Sixty-eight (68) participants took part in the two-hour discussion, with all certified members receiving 2 PDUs. 
Presentation by Ms Joanna Agyapong-Agyare, Project Coordinating Director, The Receivership Projects, PwC, Accra, Ghana
2019 World Development Report, The World Bank Group
Theodora Oduro
Branch Chair
Kumasi Branch
Project Management Institute (PMI)
Ghana Chapter

PMI Ghana – Ho branch holds its maiden virtual meeting

Mr. Anthony Havor delivered on the topic Delivering projects with effective contract management tools


The topic was chosen by the Volta Branch of PMI Ghana Chapter with the objective of enriching the skill-set of PMI Members on the choice of contract forms and their application to contracts on projects they manage. The sole idea was to enable PMs and PMI Members understand the important role the choice of appropriate contracts play in project implementation.

PMs were further encouraged to undertake careful feasibilities before choosing contract forms and types that will inure to the benefit of the project success and enhance value delivery to customers and meet planned project objectives.

The presentation pitched the definition of contract according to the PMI’s PMBOK Guide 6th Edition against other industry definitions and the core meaning of the types of agreements and the coordinated relationships that should exist between parties of contracts.

The elements of a contract as offer, acceptance, considerations, capacity and competency, maturity of obligation, written requirements and legality were discussed and explained to participants. Also, components of agreement documents as statement of work, schedule baseline, performance reporting, period of performance, roles and responsibilities, seller’s place of performance, pricing, payment terms and place of delivery were discussed. Others such as inspections and acceptance criteria, warranty, product support, limitation of liability and fees and retainage were also discussed and questions responded to. Additionally, major components of an agreement as payment terms, place of delivery, inspection and acceptance criteria, warranty, product support, limitation of liability and fees and retainage were also looked at.

Three contract types with their varieties were reviewed referencing how and on which projects to use them

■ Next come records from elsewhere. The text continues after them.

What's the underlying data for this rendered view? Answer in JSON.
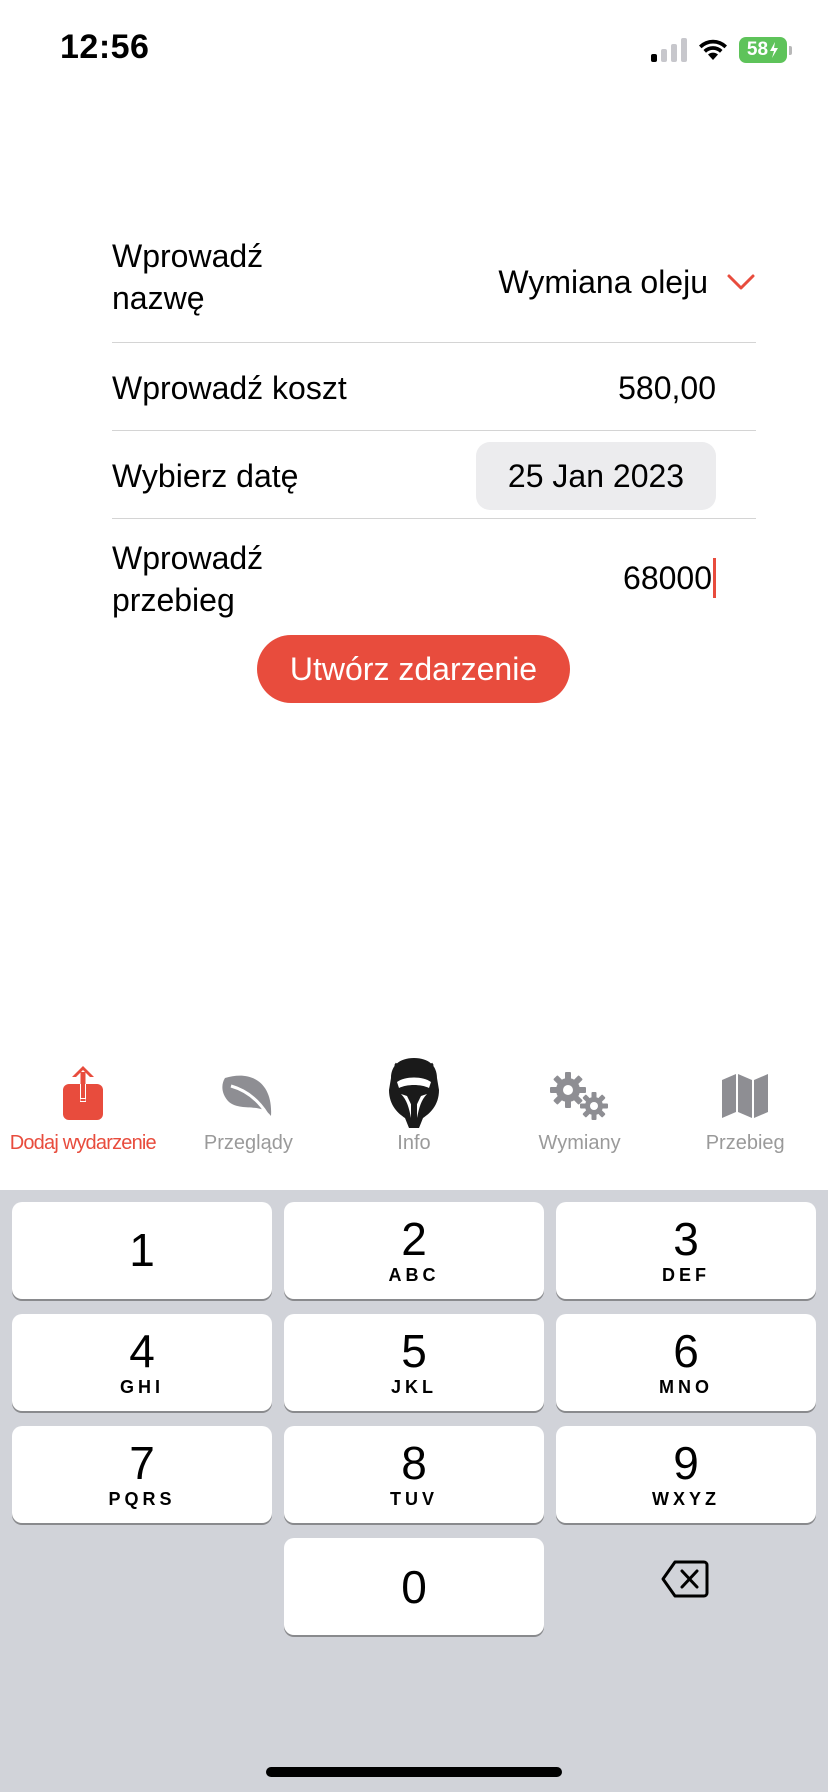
{
  "status_bar": {
    "time": "12:56",
    "battery": "58",
    "icons": [
      "signal-icon",
      "wifi-icon",
      "battery-icon"
    ]
  },
  "form": {
    "name_label": "Wprowadź nazwę",
    "name_value": "Wymiana oleju",
    "cost_label": "Wprowadź koszt",
    "cost_value": "580,00",
    "date_label": "Wybierz datę",
    "date_value": "25 Jan 2023",
    "mileage_label": "Wprowadź przebieg",
    "mileage_value": "68000"
  },
  "create_button": "Utwórz zdarzenie",
  "tabs": [
    {
      "label": "Dodaj wydarzenie",
      "icon": "share-upload-icon",
      "active": true
    },
    {
      "label": "Przeglądy",
      "icon": "leaf-icon",
      "active": false
    },
    {
      "label": "Info",
      "icon": "motorcycle-logo-icon",
      "active": false
    },
    {
      "label": "Wymiany",
      "icon": "gears-icon",
      "active": false
    },
    {
      "label": "Przebieg",
      "icon": "map-icon",
      "active": false
    }
  ],
  "keypad": {
    "k1": {
      "digit": "1",
      "letters": ""
    },
    "k2": {
      "digit": "2",
      "letters": "ABC"
    },
    "k3": {
      "digit": "3",
      "letters": "DEF"
    },
    "k4": {
      "digit": "4",
      "letters": "GHI"
    },
    "k5": {
      "digit": "5",
      "letters": "JKL"
    },
    "k6": {
      "digit": "6",
      "letters": "MNO"
    },
    "k7": {
      "digit": "7",
      "letters": "PQRS"
    },
    "k8": {
      "digit": "8",
      "letters": "TUV"
    },
    "k9": {
      "digit": "9",
      "letters": "WXYZ"
    },
    "k0": {
      "digit": "0",
      "letters": ""
    }
  },
  "colors": {
    "accent": "#e84c3d",
    "inactive_tab": "#9a9a9a",
    "keyboard_bg": "#d1d3d9",
    "battery": "#5ec35a"
  }
}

Fixed Priced Contracts,
Cost reimbursable Contracts and
Time and Material Contracts with their integrated varieties.
Contract management was defined ‘’as the processes of managing contracts from partners, vendors, customers and employers’’. The contract lifecycle management was discussed to include requests, authorization, negotiations, approval, execution, obligations, compliance and renewals.

Key indicators of successful contract management were identified as the

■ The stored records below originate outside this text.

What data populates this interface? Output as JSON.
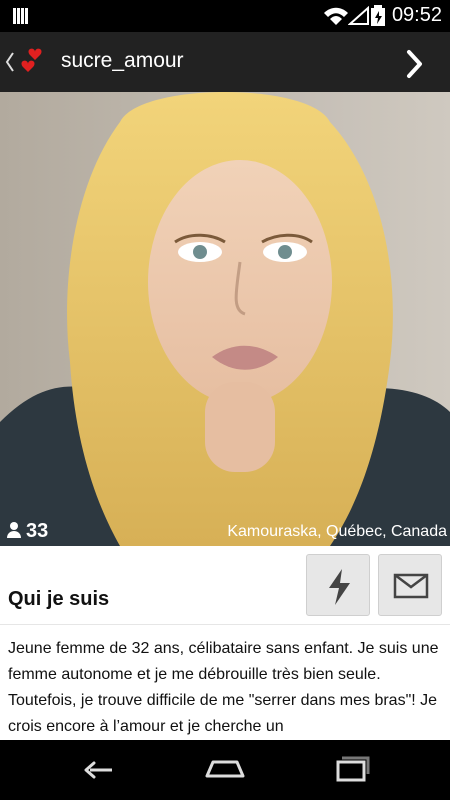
{
  "status_bar": {
    "time": "09:52"
  },
  "action_bar": {
    "title": "sucre_amour"
  },
  "photo": {
    "count": "33",
    "location": "Kamouraska, Québec, Canada"
  },
  "about": {
    "title": "Qui je suis",
    "text": "Jeune femme de 32 ans, célibataire sans enfant. Je suis une femme autonome et je me débrouille très bien seule. Toutefois, je trouve difficile de me \"serrer dans mes bras\"! Je crois encore à l’amour et je cherche un"
  },
  "icons": {
    "status_left": "signal-icon",
    "wifi": "wifi-icon",
    "battery": "battery-icon",
    "back": "back-icon",
    "hearts": "hearts-icon",
    "next": "chevron-right-icon",
    "person": "person-icon",
    "flash": "lightning-icon",
    "mail": "mail-icon",
    "nav_back": "back-icon",
    "nav_home": "home-icon",
    "nav_recents": "recents-icon"
  },
  "colors": {
    "actionbar": "#222222",
    "heart": "#e02020"
  }
}
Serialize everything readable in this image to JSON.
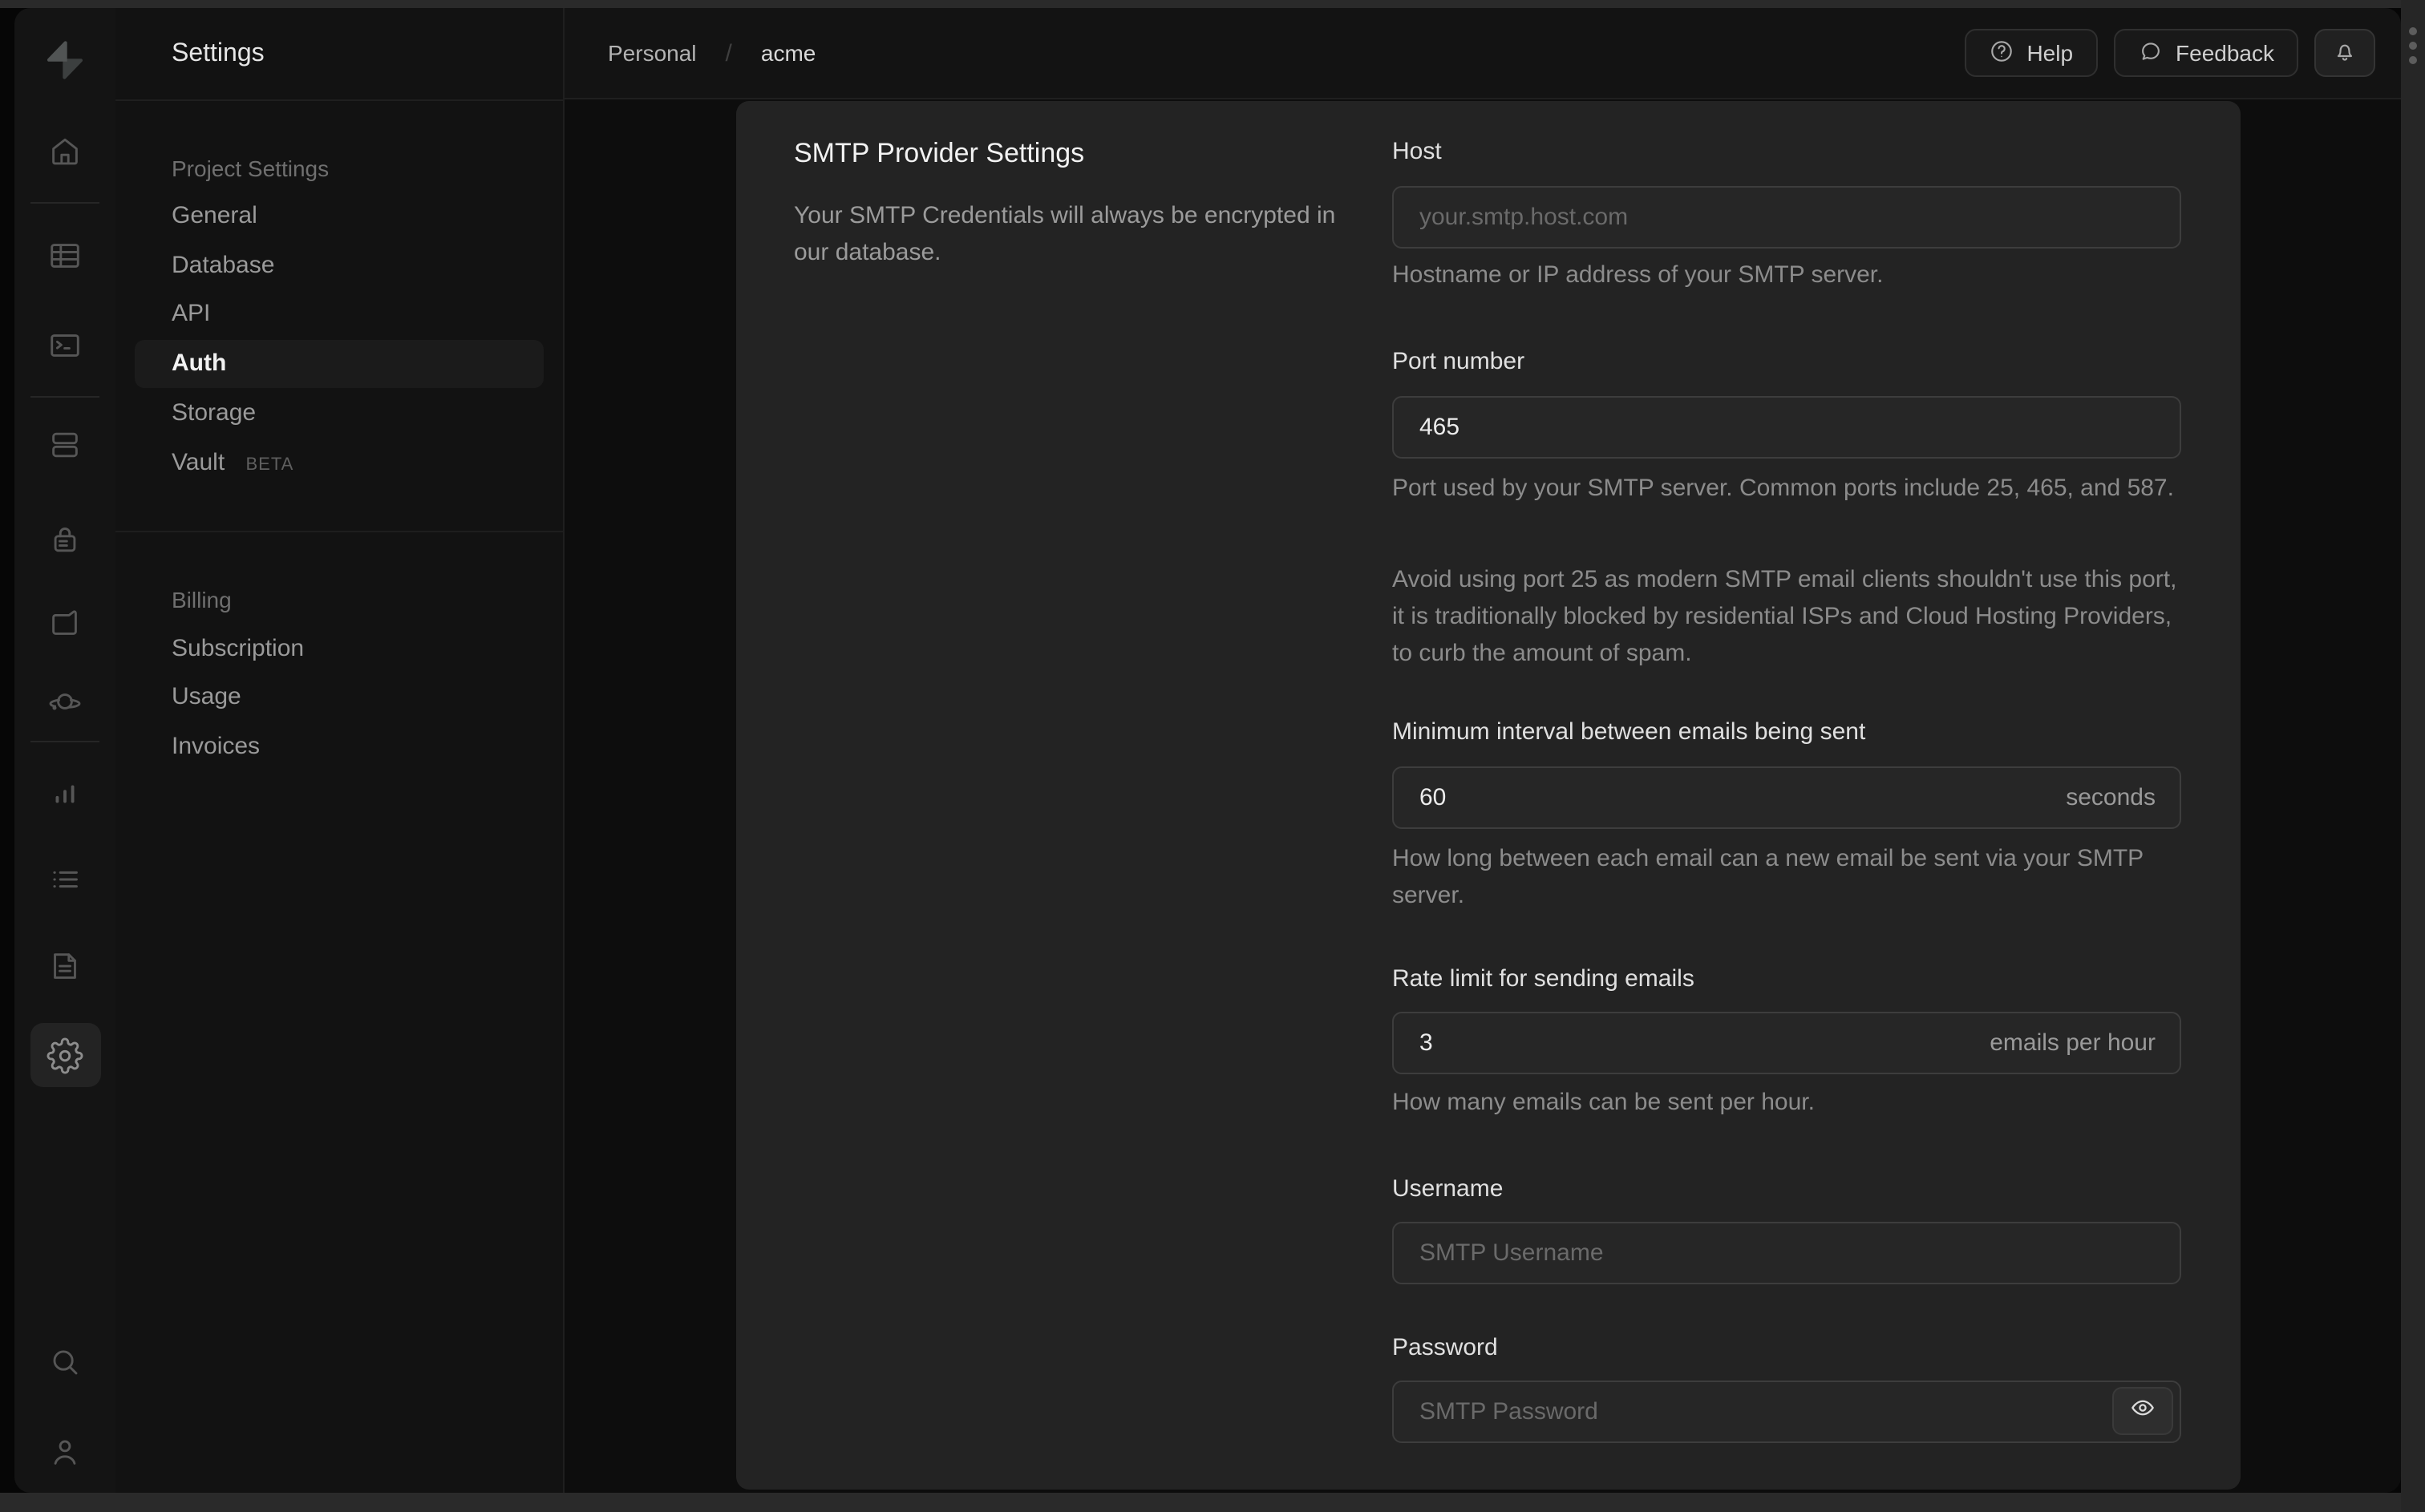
{
  "nav": {
    "title": "Settings",
    "sections": [
      {
        "header": "Project Settings",
        "items": [
          {
            "label": "General"
          },
          {
            "label": "Database"
          },
          {
            "label": "API"
          },
          {
            "label": "Auth",
            "selected": true
          },
          {
            "label": "Storage"
          },
          {
            "label": "Vault",
            "badge": "BETA"
          }
        ]
      },
      {
        "header": "Billing",
        "items": [
          {
            "label": "Subscription"
          },
          {
            "label": "Usage"
          },
          {
            "label": "Invoices"
          }
        ]
      }
    ]
  },
  "rail": {
    "icons": [
      "supabase-logo",
      "home",
      "table-editor",
      "sql-editor",
      "database",
      "auth",
      "storage",
      "edge-functions",
      "reports",
      "logs",
      "api-docs",
      "settings",
      "search",
      "user"
    ],
    "active": "settings"
  },
  "topbar": {
    "breadcrumb": {
      "org": "Personal",
      "separator": "/",
      "project": "acme"
    },
    "help_label": "Help",
    "feedback_label": "Feedback",
    "icons": [
      "help-circle",
      "chat-bubble",
      "bell"
    ]
  },
  "form": {
    "heading": "SMTP Provider Settings",
    "description": "Your SMTP Credentials will always be encrypted in our database.",
    "fields": {
      "host": {
        "label": "Host",
        "placeholder": "your.smtp.host.com",
        "helper": "Hostname or IP address of your SMTP server."
      },
      "port": {
        "label": "Port number",
        "value": "465",
        "helper": "Port used by your SMTP server. Common ports include 25, 465, and 587.",
        "helper2": "Avoid using port 25 as modern SMTP email clients shouldn't use this port, it is traditionally blocked by residential ISPs and Cloud Hosting Providers, to curb the amount of spam."
      },
      "interval": {
        "label": "Minimum interval between emails being sent",
        "value": "60",
        "suffix": "seconds",
        "helper": "How long between each email can a new email be sent via your SMTP server."
      },
      "rate": {
        "label": "Rate limit for sending emails",
        "value": "3",
        "suffix": "emails per hour",
        "helper": "How many emails can be sent per hour."
      },
      "username": {
        "label": "Username",
        "placeholder": "SMTP Username"
      },
      "password": {
        "label": "Password",
        "placeholder": "SMTP Password"
      }
    }
  },
  "colors": {
    "card_bg": "#232323",
    "page_bg": "#0d0d0d",
    "sidebar_bg": "#121212",
    "selected_bg": "#1b1b1b",
    "input_bg": "#262626",
    "input_border": "#3d3d3d"
  }
}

Process of enhancing competitive advantage,
Optimizing financial and operational performance
Increasing supplier loyalty
Mitigating supplier risk
Minimizing rogue spending
PMs were encouraged to appreciate the fact that

They play a central role in effective delivery of projects to meet project objectives and deliver value to clients
That the failure of appropriately selecting contract forms and types is their sole responsibility
That they are responsible for the preparation and close review of procurement documents, risk assessment and in most cases, technical evaluation and award of contracts.
The two-hour presentation and discussions had eighty-three (83) participants attending. All credentialed participants had 2 PDUs reported on their behalf.

Emmanuel Tetteh Attianah, PMP, PgMP

Operations Manager

Ho branch

Project Management Institute

Ghana Chapter